This year's budget contains no tax increase and Gursky indicated at a previous meeting that council was not willing to consider a tax increase this year because they needed to take a hard look at spending and rein it in. At the last meeting, Gursky said that in 1999, the borough had 48 employees on payroll and spent $1.5 million on payroll; in 2011, the borough spent $2.5 million on payroll for 45 employees. "This town is financially strapped," he said last night. "Our budget has been hammered by the police pensions over the last four years. We have been required to add an additional $150,000. That's two mills just for an additional contribution for the police pension." "They do a great job, but there is a financial limitation," he said. Gursky said that the borough will maintain two officers on patrol, 24 hours a day, 365 days a year, however, they will rely on less costly part time officers to fill the gaps.

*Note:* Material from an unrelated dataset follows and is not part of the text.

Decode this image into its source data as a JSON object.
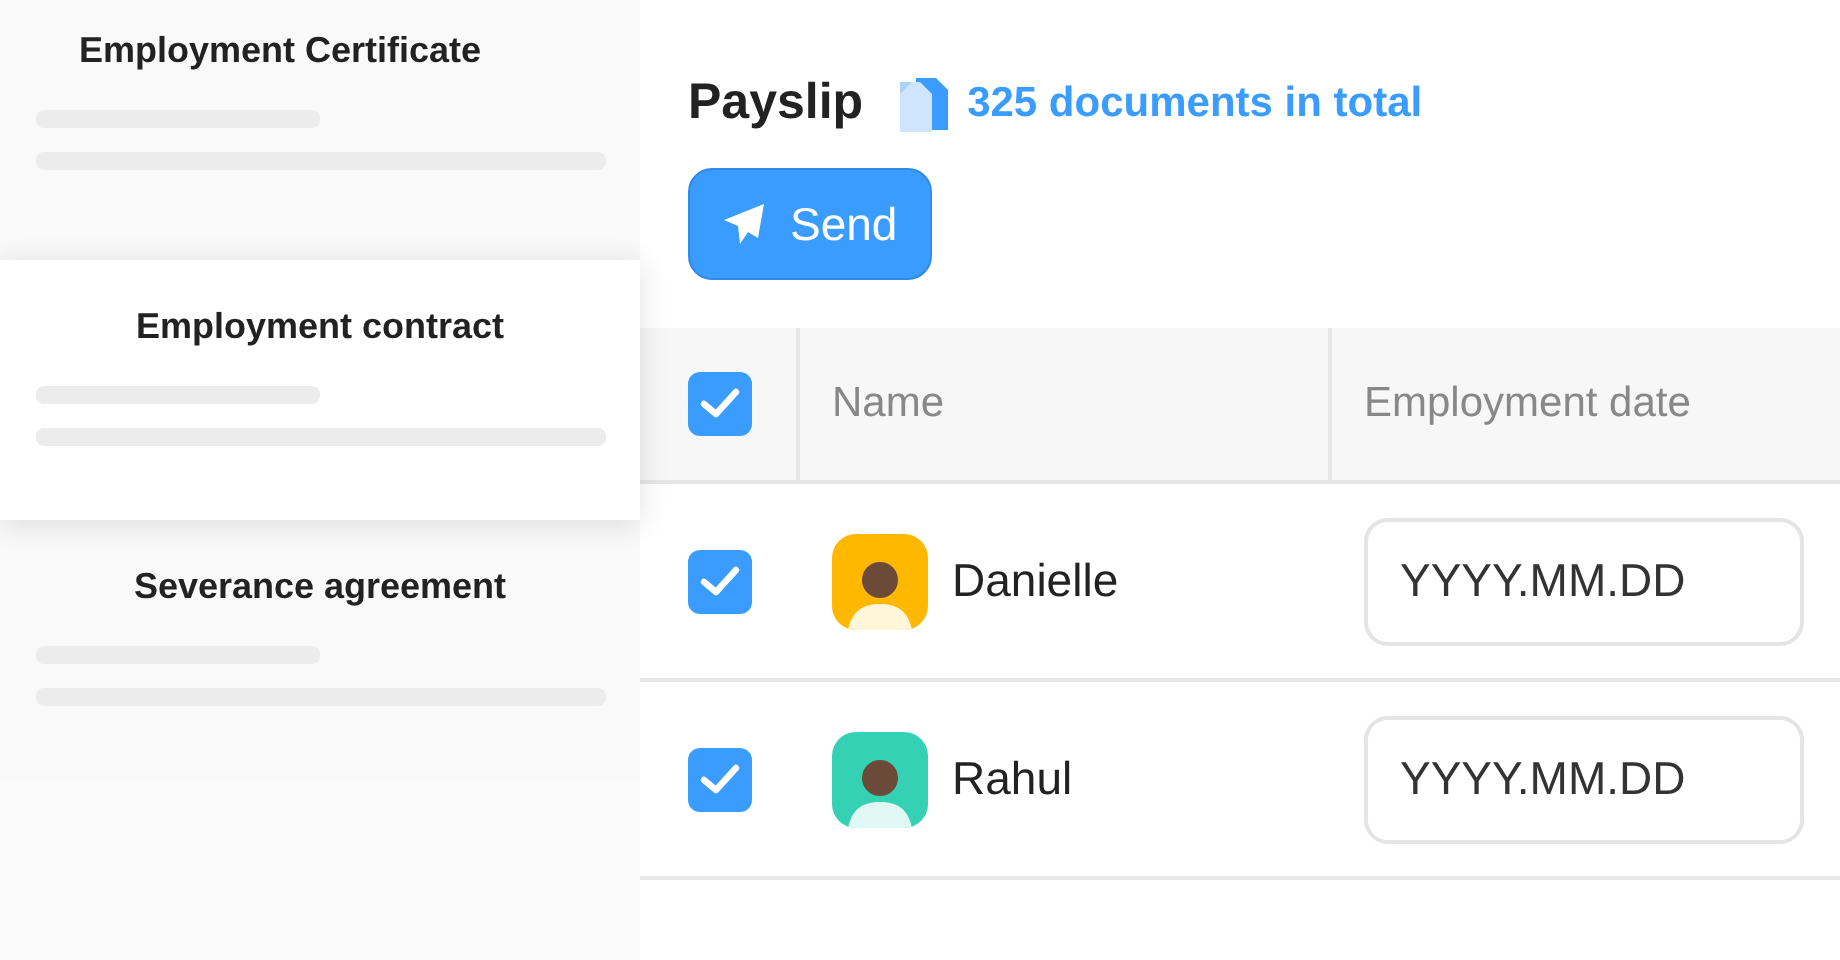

Mayor Christian Morrison indicated that he was not interested in approving a budget that contained a deficit or a layoff of personnel in one department when another position was being kept open in another, referring to the opening in the street department that remains in the budget. That is when Gursky made the announcement that the gap had been covered by the potential sale of the community center. However, the borough cannot guarantee that the building will sell.

Another cut that became official last night is the elimination of borough support for the DARE program, the anti-drug program that the police department facilitates at the elementary schools. Officials were careful to explain that this does not necessarily mean the end of the program, however, the borough will no longer support paying the officers to participate.

Gursky said that the volunteers who head the DARE committee could continue without the officers' support. It was also suggested that officers could volunteer for the program if they wished. Michelle Mehallic, of Orwigsburg Street, called the cut "devastating." Gursky said that paying the officers to participate costs the borough between $5,000 and $10,000 a year.

Justin Startzel asked council members why they did not cut the $1500 annual salary that they make for serving on council or the $2500 salary that the Mayor collects. Gursky answered that "we could, but that wouldn't get us very far."

The borough also will raise parking meter violations from $5 to $10 and other parking violations from $15 to $25. The borough will save on benefit expenses related to the police force reduction and not filling one vacancy in the street department. Additionally, council voted to raise the holiday pay from $15 to $20 for part time police officers on holidays. The borough will suspend random drug testing of the department for 2012 and sell the 2004 Dodge Intrepid.

The budget still needs to be signed by the Mayor. Gursky asked him if he plans to veto the budget. Morrison indicated that he will need more time to review the proposed changes before signing it. If Morrison does decide to veto the budget, council will need to meet again to override the veto.